§ **DIRECTIONS FOR THIS TASK**
Give the data below again, word for word.

(Collection entries)

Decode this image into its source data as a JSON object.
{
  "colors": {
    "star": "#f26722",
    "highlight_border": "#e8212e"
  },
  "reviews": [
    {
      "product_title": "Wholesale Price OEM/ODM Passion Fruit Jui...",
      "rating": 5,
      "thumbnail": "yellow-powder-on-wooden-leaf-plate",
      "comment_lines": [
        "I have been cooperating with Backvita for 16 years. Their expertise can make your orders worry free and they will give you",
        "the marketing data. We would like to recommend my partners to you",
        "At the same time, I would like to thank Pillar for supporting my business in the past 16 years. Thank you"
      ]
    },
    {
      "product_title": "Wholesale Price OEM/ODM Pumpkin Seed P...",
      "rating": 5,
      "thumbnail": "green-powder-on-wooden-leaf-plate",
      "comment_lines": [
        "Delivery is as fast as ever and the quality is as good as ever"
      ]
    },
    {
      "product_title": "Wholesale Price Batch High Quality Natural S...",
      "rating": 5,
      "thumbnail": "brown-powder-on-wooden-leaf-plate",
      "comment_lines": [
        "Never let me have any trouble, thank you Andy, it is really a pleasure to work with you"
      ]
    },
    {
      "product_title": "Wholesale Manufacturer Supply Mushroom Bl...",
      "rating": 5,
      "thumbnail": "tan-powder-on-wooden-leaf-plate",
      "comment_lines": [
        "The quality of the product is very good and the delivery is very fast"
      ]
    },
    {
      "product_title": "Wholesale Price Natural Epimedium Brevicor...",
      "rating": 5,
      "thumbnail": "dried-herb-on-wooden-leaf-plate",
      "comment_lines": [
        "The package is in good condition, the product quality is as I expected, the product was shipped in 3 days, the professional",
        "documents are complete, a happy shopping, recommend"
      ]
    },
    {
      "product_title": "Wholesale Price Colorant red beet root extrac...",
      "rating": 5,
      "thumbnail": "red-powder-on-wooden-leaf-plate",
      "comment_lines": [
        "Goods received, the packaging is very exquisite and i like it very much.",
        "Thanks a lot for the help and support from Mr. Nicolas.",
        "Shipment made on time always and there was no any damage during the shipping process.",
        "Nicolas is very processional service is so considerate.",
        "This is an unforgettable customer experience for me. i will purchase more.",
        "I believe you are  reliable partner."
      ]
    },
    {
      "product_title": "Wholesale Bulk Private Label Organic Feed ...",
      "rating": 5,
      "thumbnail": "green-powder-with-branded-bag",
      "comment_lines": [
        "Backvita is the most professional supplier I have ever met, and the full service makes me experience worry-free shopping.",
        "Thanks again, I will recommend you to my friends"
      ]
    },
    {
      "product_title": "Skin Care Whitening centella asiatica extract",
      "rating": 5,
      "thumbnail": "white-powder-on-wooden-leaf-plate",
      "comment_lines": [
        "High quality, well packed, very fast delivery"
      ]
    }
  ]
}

§ **RESULT OF THE EXERCISE**
Decode this image into its source data as a JSON object.
{
  "colors": {
    "star": "#f26722",
    "highlight_border": "#e8212e"
  },
  "reviews": [
    {
      "product_title": "Wholesale Price OEM/ODM Passion Fruit Jui...",
      "rating": 5,
      "thumbnail": "yellow-powder-on-wooden-leaf-plate",
      "comment_lines": [
        "I have been cooperating with Backvita for 16 years. Their expertise can make your orders worry free and they will give you",
        "the marketing data. We would like to recommend my partners to you",
        "At the same time, I would like to thank Pillar for supporting my business in the past 16 years. Thank you"
      ]
    },
    {
      "product_title": "Wholesale Price OEM/ODM Pumpkin Seed P...",
      "rating": 5,
      "thumbnail": "green-powder-on-wooden-leaf-plate",
      "comment_lines": [
        "Delivery is as fast as ever and the quality is as good as ever"
      ]
    },
    {
      "product_title": "Wholesale Price Batch High Quality Natural S...",
      "rating": 5,
      "thumbnail": "brown-powder-on-wooden-leaf-plate",
      "comment_lines": [
        "Never let me have any trouble, thank you Andy, it is really a pleasure to work with you"
      ]
    },
    {
      "product_title": "Wholesale Manufacturer Supply Mushroom Bl...",
      "rating": 5,
      "thumbnail": "tan-powder-on-wooden-leaf-plate",
      "comment_lines": [
        "The quality of the product is very good and the delivery is very fast"
      ]
    },
    {
      "product_title": "Wholesale Price Natural Epimedium Brevicor...",
      "rating": 5,
      "thumbnail": "dried-herb-on-wooden-leaf-plate",
      "comment_lines": [
        "The package is in good condition, the product quality is as I expected, the product was shipped in 3 days, the professional",
        "documents are complete, a happy shopping, recommend"
      ]
    },
    {
      "product_title": "Wholesale Price Colorant red beet root extrac...",
      "rating": 5,
      "thumbnail": "red-powder-on-wooden-leaf-plate",
      "comment_lines": [
        "Goods received, the packaging is very exquisite and i like it very much.",
        "Thanks a lot for the help and support from Mr. Nicolas.",
        "Shipment made on time always and there was no any damage during the shipping process.",
        "Nicolas is very processional service is so considerate.",
        "This is an unforgettable customer experience for me. i will purchase more.",
        "I believe you are  reliable partner."
      ]
    },
    {
      "product_title": "Wholesale Bulk Private Label Organic Feed ...",
      "rating": 5,
      "thumbnail": "green-powder-with-branded-bag",
      "comment_lines": [
        "Backvita is the most professional supplier I have ever met, and the full service makes me experience worry-free shopping.",
        "Thanks again, I will recommend you to my friends"
      ]
    },
    {
      "product_title": "Skin Care Whitening centella asiatica extract",
      "rating": 5,
      "thumbnail": "white-powder-on-wooden-leaf-plate",
      "comment_lines": [
        "High quality, well packed, very fast delivery"
      ]
    }
  ]
}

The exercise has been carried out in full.